We’ve covered all our bases in terms of data security, but what about the physical security of our machine? What happens if we lose it, misplace it, or it gets stolen? Fortunately, there are a few things you can do to combat these scenarios, as well. Let’s take a look at the options.
LOCK IT UP
Most all Macs include what’s known as a «Kensington Lock» port. This security port allows you to lock down your Mac using a simple cable that’s similar to a bicycle lock. You can get very fancy locks with all kinds of bells and whistles, but simple combination or key-access locks work just fine.
To lock your Mac down, just insert the lock into the lock port, then follow the instructions for closing the lock. Most locks feature long cables that will need to be wrapped around a sturdy surface (such as a table leg), making it difficult for a thief to easily untether your Mac and walk away with it.
HARDWARE PASSWORDS FOR MAC
We’ve locked down the user account in OS X, encrypted the hard drive, and even encrypted the Time Machine backup from our Mac. What more could be done? Well, there is one other area that is still vulnerable to a physical theft: the thief could erase the hard drive, leaving them with a shiny new Mac.
«How can we combat this?» you might ask. Fortunately, Macs have a feature called Firmware Password Protection. This is a password that can be enabled to keep thieves from booting to another startup disk, booting into recovery mode, or even from accessing other firmware-based utilities like target disk mode.
To enable the use of a firmware password, you’ll need to boot into the Recovery partition on your Mac (or the install DVD if you have an older Mac) by pressing the Option key on boot. Once you see the «Recovery HD» partition listed (or your Install DVD), select it.
Once booted into the OS X Recovery drive (or OS X Installer), select Utilities > Firmware Password Utility. Select the button labeled «Turn On Firmware Password…» and then proceed to enter a password and verify it.
Now whenever you restart your Mac while holding down the Option key, you’ll be prompted to enter your firmware password. If you wish to disable this feature, follow these instructions again, deselecting the option to «Require password to start this computer from another source» in the Firmware Password Utility.
USING FIND MY MAC
So, you’ve lost your Mac? Well, no worries—if you have iCIoud and Find My Mac enabled in advance. To set up Find My Mac, visit System Preferences > iCIoud, and check the box labeled «Find My Mac.» If you do not have an iCIoud account, you will be prompted to create one.

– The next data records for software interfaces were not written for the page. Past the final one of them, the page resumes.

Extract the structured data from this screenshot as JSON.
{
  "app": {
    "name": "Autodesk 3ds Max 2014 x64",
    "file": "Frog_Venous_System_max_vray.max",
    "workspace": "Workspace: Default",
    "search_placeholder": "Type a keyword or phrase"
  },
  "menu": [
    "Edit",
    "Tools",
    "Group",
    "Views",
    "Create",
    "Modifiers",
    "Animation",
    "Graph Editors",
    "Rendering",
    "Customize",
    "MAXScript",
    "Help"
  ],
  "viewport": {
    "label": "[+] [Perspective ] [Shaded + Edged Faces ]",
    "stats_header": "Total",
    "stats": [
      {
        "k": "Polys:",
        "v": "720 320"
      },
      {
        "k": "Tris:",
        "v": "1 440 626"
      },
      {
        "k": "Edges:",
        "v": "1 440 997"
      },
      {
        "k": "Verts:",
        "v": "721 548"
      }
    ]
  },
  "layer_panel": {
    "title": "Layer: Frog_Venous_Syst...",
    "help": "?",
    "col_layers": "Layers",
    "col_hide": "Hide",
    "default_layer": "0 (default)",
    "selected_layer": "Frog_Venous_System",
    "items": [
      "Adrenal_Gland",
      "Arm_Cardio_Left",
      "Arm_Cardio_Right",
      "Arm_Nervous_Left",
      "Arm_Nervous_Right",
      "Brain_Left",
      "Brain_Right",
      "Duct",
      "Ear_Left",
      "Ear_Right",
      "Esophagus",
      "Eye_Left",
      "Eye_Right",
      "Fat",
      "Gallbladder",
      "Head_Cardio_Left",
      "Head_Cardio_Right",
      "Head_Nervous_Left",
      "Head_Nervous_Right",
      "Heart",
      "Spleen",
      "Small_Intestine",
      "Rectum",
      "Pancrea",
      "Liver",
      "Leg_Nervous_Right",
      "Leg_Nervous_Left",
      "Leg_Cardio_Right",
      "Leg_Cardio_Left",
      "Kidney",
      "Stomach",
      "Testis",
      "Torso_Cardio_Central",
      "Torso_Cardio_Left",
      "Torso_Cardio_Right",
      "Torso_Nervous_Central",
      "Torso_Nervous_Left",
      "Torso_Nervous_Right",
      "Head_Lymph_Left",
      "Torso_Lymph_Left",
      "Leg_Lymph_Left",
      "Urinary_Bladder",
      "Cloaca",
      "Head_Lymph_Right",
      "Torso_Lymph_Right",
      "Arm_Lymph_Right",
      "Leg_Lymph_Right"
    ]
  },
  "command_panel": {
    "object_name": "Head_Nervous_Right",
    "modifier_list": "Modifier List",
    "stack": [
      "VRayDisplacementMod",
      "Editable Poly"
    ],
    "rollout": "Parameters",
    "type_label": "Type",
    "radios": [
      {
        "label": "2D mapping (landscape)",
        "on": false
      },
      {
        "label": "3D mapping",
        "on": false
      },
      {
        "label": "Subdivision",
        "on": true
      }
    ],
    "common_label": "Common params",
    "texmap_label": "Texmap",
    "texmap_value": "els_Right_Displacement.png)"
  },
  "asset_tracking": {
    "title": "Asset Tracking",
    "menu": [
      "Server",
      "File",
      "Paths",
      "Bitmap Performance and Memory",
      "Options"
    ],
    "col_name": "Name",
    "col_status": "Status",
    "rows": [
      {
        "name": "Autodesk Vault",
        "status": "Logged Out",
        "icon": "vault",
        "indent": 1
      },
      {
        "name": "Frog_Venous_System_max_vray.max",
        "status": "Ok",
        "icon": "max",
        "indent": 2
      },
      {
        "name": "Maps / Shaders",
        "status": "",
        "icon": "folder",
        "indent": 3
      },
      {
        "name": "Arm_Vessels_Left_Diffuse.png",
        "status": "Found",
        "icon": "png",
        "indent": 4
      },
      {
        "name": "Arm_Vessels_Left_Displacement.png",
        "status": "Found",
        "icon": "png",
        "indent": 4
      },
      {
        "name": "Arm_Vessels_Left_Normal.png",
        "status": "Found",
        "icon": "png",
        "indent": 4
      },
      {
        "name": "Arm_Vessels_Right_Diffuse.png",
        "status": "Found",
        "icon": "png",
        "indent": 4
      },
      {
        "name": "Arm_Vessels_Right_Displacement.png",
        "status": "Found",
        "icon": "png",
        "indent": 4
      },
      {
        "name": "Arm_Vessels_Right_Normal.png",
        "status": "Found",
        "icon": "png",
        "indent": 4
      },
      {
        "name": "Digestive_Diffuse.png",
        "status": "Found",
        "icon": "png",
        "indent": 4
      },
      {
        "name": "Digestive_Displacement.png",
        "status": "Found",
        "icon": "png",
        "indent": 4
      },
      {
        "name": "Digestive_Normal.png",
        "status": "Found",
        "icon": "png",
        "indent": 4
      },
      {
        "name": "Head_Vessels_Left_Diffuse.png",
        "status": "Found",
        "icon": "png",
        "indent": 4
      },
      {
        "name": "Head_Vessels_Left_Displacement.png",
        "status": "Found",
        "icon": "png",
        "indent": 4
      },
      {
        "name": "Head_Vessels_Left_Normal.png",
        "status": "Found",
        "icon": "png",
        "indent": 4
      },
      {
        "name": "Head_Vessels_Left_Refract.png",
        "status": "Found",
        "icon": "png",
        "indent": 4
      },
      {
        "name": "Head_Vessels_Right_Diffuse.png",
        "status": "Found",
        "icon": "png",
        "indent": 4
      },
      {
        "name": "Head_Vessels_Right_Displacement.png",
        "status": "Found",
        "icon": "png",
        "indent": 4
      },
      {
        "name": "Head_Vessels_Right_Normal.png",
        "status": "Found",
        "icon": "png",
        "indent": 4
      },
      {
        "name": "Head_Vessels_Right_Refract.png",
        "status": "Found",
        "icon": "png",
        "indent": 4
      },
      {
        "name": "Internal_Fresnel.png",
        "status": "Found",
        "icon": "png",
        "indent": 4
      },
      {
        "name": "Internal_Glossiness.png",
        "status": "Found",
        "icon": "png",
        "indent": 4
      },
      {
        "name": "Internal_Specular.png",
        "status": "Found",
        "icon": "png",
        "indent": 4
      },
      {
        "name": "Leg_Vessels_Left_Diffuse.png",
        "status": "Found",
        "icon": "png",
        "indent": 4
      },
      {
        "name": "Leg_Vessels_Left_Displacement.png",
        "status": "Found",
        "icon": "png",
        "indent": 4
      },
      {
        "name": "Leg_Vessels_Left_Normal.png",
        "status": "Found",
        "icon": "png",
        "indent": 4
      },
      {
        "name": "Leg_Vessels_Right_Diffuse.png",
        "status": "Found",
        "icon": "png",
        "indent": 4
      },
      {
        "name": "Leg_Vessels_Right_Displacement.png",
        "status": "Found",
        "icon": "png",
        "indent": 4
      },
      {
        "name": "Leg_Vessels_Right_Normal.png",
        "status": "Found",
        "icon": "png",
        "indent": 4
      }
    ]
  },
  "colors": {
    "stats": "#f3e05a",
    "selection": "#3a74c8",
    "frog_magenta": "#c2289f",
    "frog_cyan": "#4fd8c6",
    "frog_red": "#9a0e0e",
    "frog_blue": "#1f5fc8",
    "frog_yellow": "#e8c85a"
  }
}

If you lose your Mac (or it gets stolen), then you can go to www.icloud.com and attempt to track it. On the iCIoud website, click «Find My iPhone,» and then wait while your devices populate the listing on the left-hand side. Once your device appears, select it. If a location has been found, then it will appear on a map; otherwise you can sign up for location alerts when your Mac reports to iCIoud. In the upper right-hand corner of the screen, you’ll have options for your Mac: you can make your Mac play a sound, lock it, or erase it.
Note that Find My Mac works a little differently than Find My iPhone. If your Mac is found (or a thief tries to use it), it must actively connect to the Internet in order for iCIoud to report its location. Also, because Macs don’t have GPS, an exact location is all but impossible. However, iCIoud will do a decent job reporting the location based on the network connection your Mac is connected to.
MAKE YOUR iOS DEVICE MORE SECURE iOS device are already pretty safe from outside meddling, but it never hurts to be cautious.
Follow these steps to keep your iPhone, iPad, and iPod safe
SETTING A PASSCODE
Just like with OS X, you can lock down your iOS device, as well. To do this, visit Settings > General > Passcode Lock, and tap on the button labeled «Turn Passcode On.»
You’ll then need to specify and repeat a 4-digit passcode that will be used on the Lock Screen of iOS in order to gain access to your iOS device. This can keep a thief from using your device, or a nosy person from perusing your data. It’ll also keep your important stuff secret if you were to lose your phone or tablet.
ENABLE FIND MY iPHONE
Find My iPhone is just plain useful. There’s no reason that anyone should not have this feature enabled at all times; it makes finding your device super-easy.
To enable Find My iPhone, visit Settings > iCIoud, and turn on the switch for «Find My [iPhone/iPod/ iPad].» If you do not have an iCIoud account, you’ll be prompted to create one. Once this feature has been enabled, you can track your iOS device just like your Mac on iCIoud. corn’s Find My iPhone section.
FRAUDULENT WEBSITE WARNING
Just like Safari on the Mac, Safari for iOS includes many security features, including the fraudulent website warning feature that is available on OS X. To enable this feature, visit Settings > Safari, and turn on the switch for «Fraud Warning.»
Like OS X, iOS will periodically download a database of known fraudulent (or phishing) websites known to do harm. When you visit one of these sites in Mobile Safari, you will be warned about your action.